In a previous issue of this blog it was shown how duckweed can become a new important resource for the agrifood sector, due to its high protein content for feed and food, water phytoremediation and energy production from accumulated starch.
Duckweed is not a single species, rather a family including 36 different species, some highly similar by morphology and difficult to be taken apart, but different for their physiologic, biochemical and ecological features, making them suitable to different applications.
During the genetic characterization of the IBBA duckweed collection, recently enriched with clones from the Landolt Duckweed Collection, we got two important results in the molecular taxonomy of the family. In fact, two different interspecific hybrids were discovered. Hybridization between two closely related species is not unusual in plants, when efficient reproductive barriers have not been developed. More unusual is the fact that such hybridization occurred in plants mainly reproducing asexually and commonly thought to flower rarely.
The first hybrid corresponds to a species known as Lemna japonica, often mistaken for the morphologically similar Lemna minor, from which it can be hardly taken apart even when using the DNA barcoding techniques. However, we have been able to elucidate the genetic structure of this species by using a simple and rapid fingerprinting protocol (TBP) developed in our laboratory, which targets nuclear genes and does not require DNA sequencing,
Lemna x japonica, as it should be more correctly named, turned out to be a hybrid between Lemna minor and Lemna turionifera. The failure of the classic barcoding technology in separating the two species is due to the fact that target sequences (markers) are of plastid origin, and therefore maternally inherited, as mitochondria. For this reason, plastid DNA of Lemna x japonica is indistinguishable from that of the maternal parent, Lemna minor. The new taxonomic revision contributed to highlight a high number of clone misclassifications, based on morphology or barcoding analysis, as well as to redefine the geographic distribution of the species, not limited to Eastern Asia as previously thought.
The second case is instead related to the discovery of a new cryptic species, indistinguishable from Lemna gibba by morphology, but also in this case turning out to be an interspecific hybrid by genetic analysis. We have identified six different clones belonging to this species in the IBBA collection, all from Mediterranean origin (Italy, Egypt, Israel) and recorded as Lemna gibba.
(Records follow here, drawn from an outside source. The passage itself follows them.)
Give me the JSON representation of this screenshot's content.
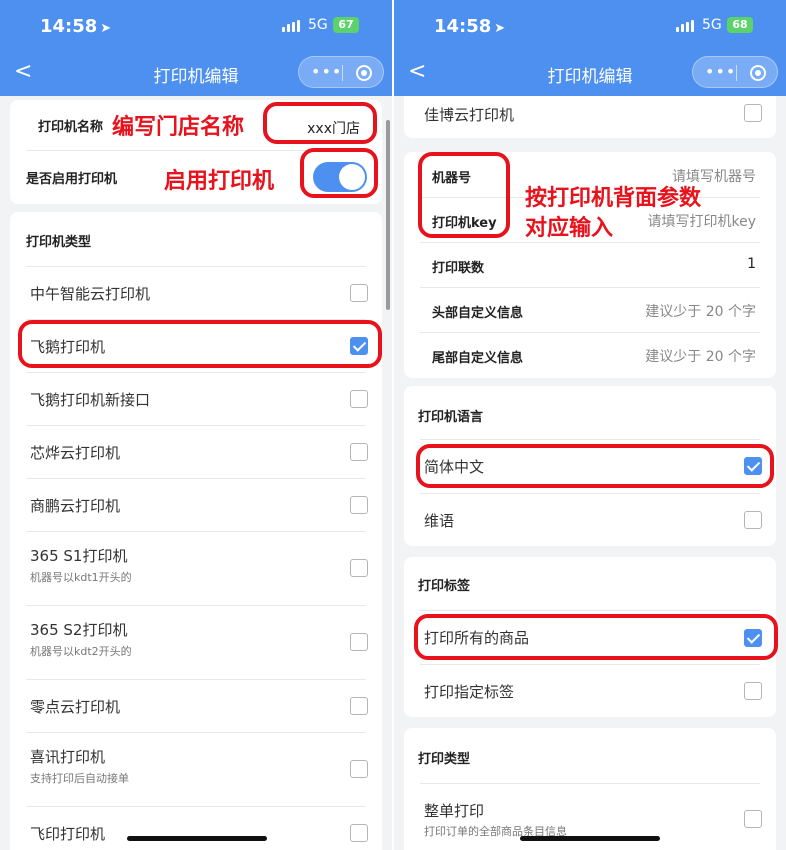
{
  "status_left": {
    "time": "14:58",
    "network": "5G",
    "battery": "67"
  },
  "status_right": {
    "time": "14:58",
    "network": "5G",
    "battery": "68"
  },
  "nav": {
    "title": "打印机编辑"
  },
  "left": {
    "name_label": "打印机名称",
    "name_value": "xxx门店",
    "enable_label": "是否启用打印机",
    "enable_on": true,
    "type_header": "打印机类型",
    "printers": [
      {
        "label": "中午智能云打印机",
        "sub": "",
        "checked": false
      },
      {
        "label": "飞鹅打印机",
        "sub": "",
        "checked": true
      },
      {
        "label": "飞鹅打印机新接口",
        "sub": "",
        "checked": false
      },
      {
        "label": "芯烨云打印机",
        "sub": "",
        "checked": false
      },
      {
        "label": "商鹏云打印机",
        "sub": "",
        "checked": false
      },
      {
        "label": "365 S1打印机",
        "sub": "机器号以kdt1开头的",
        "checked": false
      },
      {
        "label": "365 S2打印机",
        "sub": "机器号以kdt2开头的",
        "checked": false
      },
      {
        "label": "零点云打印机",
        "sub": "",
        "checked": false
      },
      {
        "label": "喜讯打印机",
        "sub": "支持打印后自动接单",
        "checked": false
      },
      {
        "label": "飞印打印机",
        "sub": "",
        "checked": false
      }
    ],
    "annotations": {
      "name": "编写门店名称",
      "enable": "启用打印机"
    }
  },
  "right": {
    "top_printer": {
      "label": "佳博云打印机",
      "checked": false
    },
    "machine_no_label": "机器号",
    "machine_no_placeholder": "请填写机器号",
    "key_label": "打印机key",
    "key_placeholder": "请填写打印机key",
    "copies_label": "打印联数",
    "copies_value": "1",
    "header_info_label": "头部自定义信息",
    "header_info_placeholder": "建议少于 20 个字",
    "footer_info_label": "尾部自定义信息",
    "footer_info_placeholder": "建议少于 20 个字",
    "language_header": "打印机语言",
    "languages": [
      {
        "label": "简体中文",
        "checked": true
      },
      {
        "label": "维语",
        "checked": false
      }
    ],
    "label_header": "打印标签",
    "labels": [
      {
        "label": "打印所有的商品",
        "checked": true
      },
      {
        "label": "打印指定标签",
        "checked": false
      }
    ],
    "print_type_header": "打印类型",
    "print_types": [
      {
        "label": "整单打印",
        "sub": "打印订单的全部商品条目信息",
        "checked": false
      }
    ],
    "annotation_line1": "按打印机背面参数",
    "annotation_line2": "对应输入"
  },
  "colors": {
    "nav_blue": "#4d90f0",
    "highlight_red": "#e8121c",
    "checkbox_blue": "#4d90f0"
  }
}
However, in some old publications of the 70ies, a species closely related to Lemna gibba but less gibbous (the name derives from the ventral swelling on the frond) was mentioned under the name of Lemna symmeter, a species described in Southern Italy by Giuseppe Giuga in 1973. The name of the new species was not regarded as valid since the Latin description, required at the time according to the taxonomic rules, was missing, and the species was never observed thereafter.
We thought that the newly discovered hybrid could correspond to this neglected species but we needed the original description to verify this hypothesis. However, the short monograph, entitled “The secret life of Lemnaceaea. Lemna symmeter G. Giuga–species nova” published in Naples, in Italian, was not retrievable from any scientific journal online repository. We were completely unsuccessful also contacting the libraries of the University and the Botanical Gardens of Naples. We couldn’t found either any other publication by this Author, or information about its affiliation.
However, luck smiled at us when we found a copy of the monograph from a second-hand bookseller in Naples through the e-bay website, for 10 €. The description, including photos and drawings by the Author, suggests that the populations found in different places of the Campania region, and differing from L. gibba for flower development and sterility, belong to “our” hybrid species. Flower induction is ongoing to verify this possibility. The mystery about the identity of the Author of the monograph, unknown as a botanist, was solved on the last page of the booklet, listing the recent publications by G. Giuga, which were all mathematical writings, besides two further publications about symmetry in duckweed development, to be published. Further investigation revealed that Giuseppe Giuga wasn’t a botanist, rather a Neapolitan mathematician, known for his work on prime numbers reported as the so-called “Giuga’s conjecture”, published in 1950. The Giuga numbers are therefore those prime numbers fulfilling the requirements of his conjecture on primality. His passion for duckweeds and a keen spirit of observation induced this mathematic scholar to delve into botany as an amateur to the point of trying his hand with the description of a new plant species. This short note and the forthcoming description of the new hybrid species are a tribute to acknowledge this Italian scientist and the interdisciplinarity of science.
Author: Laura Morello